■ Activity ■
What you output must match the entries exactly, apart from the pictures, which are left out.

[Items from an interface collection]
+---+

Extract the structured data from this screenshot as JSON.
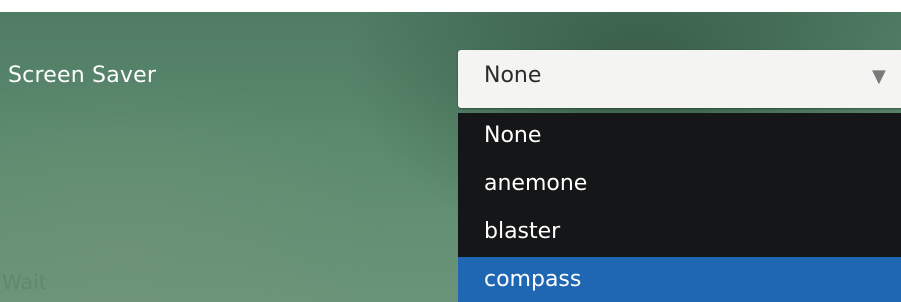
{
  "screen_saver": {
    "label": "Screen Saver",
    "selected_value": "None",
    "arrow_icon": "▼",
    "options": [
      "None",
      "anemone",
      "blaster",
      "compass"
    ],
    "highlighted_option": "compass"
  },
  "wait": {
    "label": "Wait"
  },
  "colors": {
    "highlight": "#1f67b3",
    "dropdown_bg": "#151617"
  }
}
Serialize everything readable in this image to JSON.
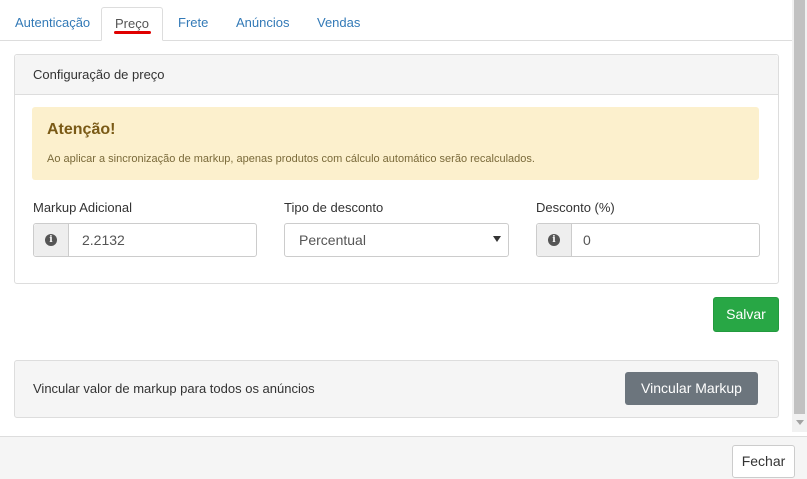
{
  "tabs": [
    {
      "label": "Autenticação"
    },
    {
      "label": "Preço"
    },
    {
      "label": "Frete"
    },
    {
      "label": "Anúncios"
    },
    {
      "label": "Vendas"
    }
  ],
  "active_tab": "Preço",
  "price_panel": {
    "heading": "Configuração de preço",
    "alert": {
      "title": "Atenção!",
      "text": "Ao aplicar a sincronização de markup, apenas produtos com cálculo automático serão recalculados."
    },
    "markup": {
      "label": "Markup Adicional",
      "value": "2.2132"
    },
    "discount_type": {
      "label": "Tipo de desconto",
      "selected": "Percentual"
    },
    "discount": {
      "label": "Desconto (%)",
      "value": "0"
    },
    "save_label": "Salvar"
  },
  "markup_panel": {
    "text": "Vincular valor de markup para todos os anúncios",
    "button_label": "Vincular Markup"
  },
  "footer": {
    "close_label": "Fechar"
  },
  "colors": {
    "link": "#337ab7",
    "active_underline": "#e00000",
    "alert_bg": "#fcf0cd",
    "save_button": "#28a745",
    "markup_button": "#6c757d"
  },
  "icons": [
    "info-icon",
    "chevron-down-icon"
  ]
}
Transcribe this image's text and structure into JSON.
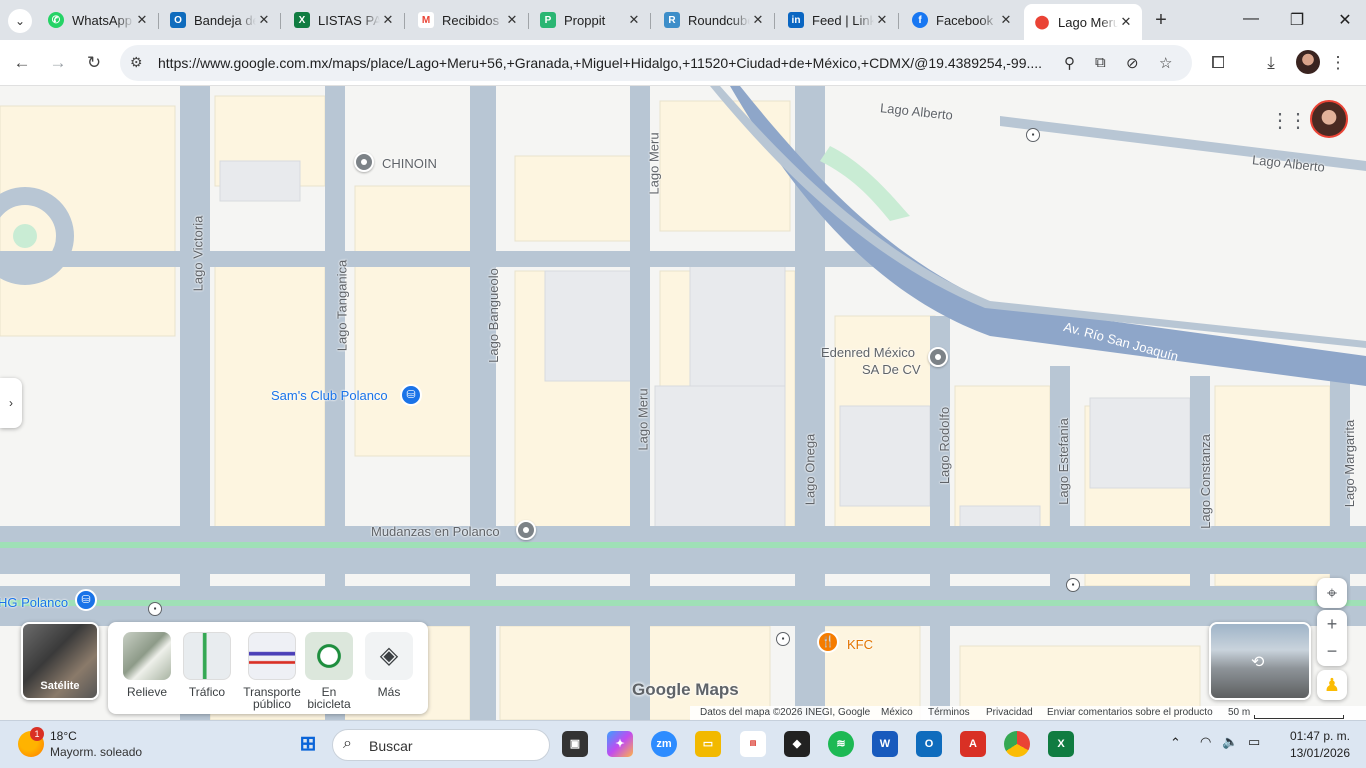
{
  "browser": {
    "tabs": [
      {
        "label": "WhatsApp",
        "icon": "whatsapp-icon",
        "color": "#25d366"
      },
      {
        "label": "Bandeja de entrada",
        "icon": "outlook-icon",
        "color": "#0f6cbd"
      },
      {
        "label": "LISTAS PA",
        "icon": "excel-icon",
        "color": "#107c41"
      },
      {
        "label": "Recibidos",
        "icon": "gmail-icon",
        "color": "#ea4335"
      },
      {
        "label": "Proppit",
        "icon": "proppit-icon",
        "color": "#2bb673"
      },
      {
        "label": "Roundcube",
        "icon": "roundcube-icon",
        "color": "#3d8ec9"
      },
      {
        "label": "Feed | LinkedIn",
        "icon": "linkedin-icon",
        "color": "#0a66c2"
      },
      {
        "label": "Facebook",
        "icon": "facebook-icon",
        "color": "#1877f2"
      },
      {
        "label": "Lago Meru",
        "icon": "google-maps-icon",
        "color": "#34a853",
        "active": true
      }
    ],
    "url": "https://www.google.com.mx/maps/place/Lago+Meru+56,+Granada,+Miguel+Hidalgo,+11520+Ciudad+de+México,+CDMX/@19.4389254,-99...."
  },
  "map": {
    "streets": {
      "lago_alberto_1": "Lago Alberto",
      "lago_alberto_2": "Lago Alberto",
      "lago_victoria": "Lago Victoria",
      "lago_tanganica": "Lago Tanganica",
      "lago_bangueolo": "Lago Bangueolo",
      "lago_meru_top": "Lago Meru",
      "lago_meru_mid": "Lago Meru",
      "lago_onega": "Lago Onega",
      "lago_rodolfo": "Lago Rodolfo",
      "lago_estefania": "Lago Estefania",
      "lago_constanza": "Lago Constanza",
      "lago_margarita": "Lago Margarita",
      "rio_san_joaquin": "Av. Río San Joaquín"
    },
    "places": {
      "chinoin": "CHINOIN",
      "sams_club": "Sam's Club Polanco",
      "edenred_1": "Edenred México",
      "edenred_2": "SA De CV",
      "mudanzas": "Mudanzas en Polanco",
      "kfc": "KFC",
      "hg_polanco": "HG Polanco"
    },
    "layers": {
      "satellite": "Satélite",
      "relief": "Relieve",
      "traffic": "Tráfico",
      "transit_1": "Transporte",
      "transit_2": "público",
      "bike_1": "En",
      "bike_2": "bicicleta",
      "more": "Más"
    },
    "logo": "Google Maps",
    "footer": {
      "data": "Datos del mapa ©2026 INEGI, Google",
      "country": "México",
      "terms": "Términos",
      "privacy": "Privacidad",
      "feedback": "Enviar comentarios sobre el producto",
      "scale": "50 m"
    }
  },
  "taskbar": {
    "weather_temp": "18°C",
    "weather_desc": "Mayorm. soleado",
    "weather_badge": "1",
    "search": "Buscar",
    "time": "01:47 p. m.",
    "date": "13/01/2026"
  }
}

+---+

■ Output ■
Extract the structured data from this screenshot as JSON.
{
  "screen_saver": {
    "label": "Screen Saver",
    "selected_value": "None",
    "arrow_icon": "▼",
    "options": [
      "None",
      "anemone",
      "blaster",
      "compass"
    ],
    "highlighted_option": "compass"
  },
  "wait": {
    "label": "Wait"
  },
  "colors": {
    "highlight": "#1f67b3",
    "dropdown_bg": "#151617"
  }
}
Serialize everything readable in this image to JSON.
{
  "tabs": [
    {
      "label": "Autenticação"
    },
    {
      "label": "Preço"
    },
    {
      "label": "Frete"
    },
    {
      "label": "Anúncios"
    },
    {
      "label": "Vendas"
    }
  ],
  "active_tab": "Preço",
  "price_panel": {
    "heading": "Configuração de preço",
    "alert": {
      "title": "Atenção!",
      "text": "Ao aplicar a sincronização de markup, apenas produtos com cálculo automático serão recalculados."
    },
    "markup": {
      "label": "Markup Adicional",
      "value": "2.2132"
    },
    "discount_type": {
      "label": "Tipo de desconto",
      "selected": "Percentual"
    },
    "discount": {
      "label": "Desconto (%)",
      "value": "0"
    },
    "save_label": "Salvar"
  },
  "markup_panel": {
    "text": "Vincular valor de markup para todos os anúncios",
    "button_label": "Vincular Markup"
  },
  "footer": {
    "close_label": "Fechar"
  },
  "colors": {
    "link": "#337ab7",
    "active_underline": "#e00000",
    "alert_bg": "#fcf0cd",
    "save_button": "#28a745",
    "markup_button": "#6c757d"
  },
  "icons": [
    "info-icon",
    "chevron-down-icon"
  ]
}
Transcribe this image's text and structure into JSON.
{
  "browser": {
    "tabs": [
      {
        "label": "WhatsApp",
        "icon": "whatsapp-icon",
        "color": "#25d366"
      },
      {
        "label": "Bandeja de entrada",
        "icon": "outlook-icon",
        "color": "#0f6cbd"
      },
      {
        "label": "LISTAS PA",
        "icon": "excel-icon",
        "color": "#107c41"
      },
      {
        "label": "Recibidos",
        "icon": "gmail-icon",
        "color": "#ea4335"
      },
      {
        "label": "Proppit",
        "icon": "proppit-icon",
        "color": "#2bb673"
      },
      {
        "label": "Roundcube",
        "icon": "roundcube-icon",
        "color": "#3d8ec9"
      },
      {
        "label": "Feed | LinkedIn",
        "icon": "linkedin-icon",
        "color": "#0a66c2"
      },
      {
        "label": "Facebook",
        "icon": "facebook-icon",
        "color": "#1877f2"
      },
      {
        "label": "Lago Meru",
        "icon": "google-maps-icon",
        "color": "#34a853",
        "active": true
      }
    ],
    "url": "https://www.google.com.mx/maps/place/Lago+Meru+56,+Granada,+Miguel+Hidalgo,+11520+Ciudad+de+México,+CDMX/@19.4389254,-99...."
  },
  "map": {
    "streets": {
      "lago_alberto_1": "Lago Alberto",
      "lago_alberto_2": "Lago Alberto",
      "lago_victoria": "Lago Victoria",
      "lago_tanganica": "Lago Tanganica",
      "lago_bangueolo": "Lago Bangueolo",
      "lago_meru_top": "Lago Meru",
      "lago_meru_mid": "Lago Meru",
      "lago_onega": "Lago Onega",
      "lago_rodolfo": "Lago Rodolfo",
      "lago_estefania": "Lago Estefania",
      "lago_constanza": "Lago Constanza",
      "lago_margarita": "Lago Margarita",
      "rio_san_joaquin": "Av. Río San Joaquín"
    },
    "places": {
      "chinoin": "CHINOIN",
      "sams_club": "Sam's Club Polanco",
      "edenred_1": "Edenred México",
      "edenred_2": "SA De CV",
      "mudanzas": "Mudanzas en Polanco",
      "kfc": "KFC",
      "hg_polanco": "HG Polanco"
    },
    "layers": {
      "satellite": "Satélite",
      "relief": "Relieve",
      "traffic": "Tráfico",
      "transit_1": "Transporte",
      "transit_2": "público",
      "bike_1": "En",
      "bike_2": "bicicleta",
      "more": "Más"
    },
    "logo": "Google Maps",
    "footer": {
      "data": "Datos del mapa ©2026 INEGI, Google",
      "country": "México",
      "terms": "Términos",
      "privacy": "Privacidad",
      "feedback": "Enviar comentarios sobre el producto",
      "scale": "50 m"
    }
  },
  "taskbar": {
    "weather_temp": "18°C",
    "weather_desc": "Mayorm. soleado",
    "weather_badge": "1",
    "search": "Buscar",
    "time": "01:47 p. m.",
    "date": "13/01/2026"
  }
}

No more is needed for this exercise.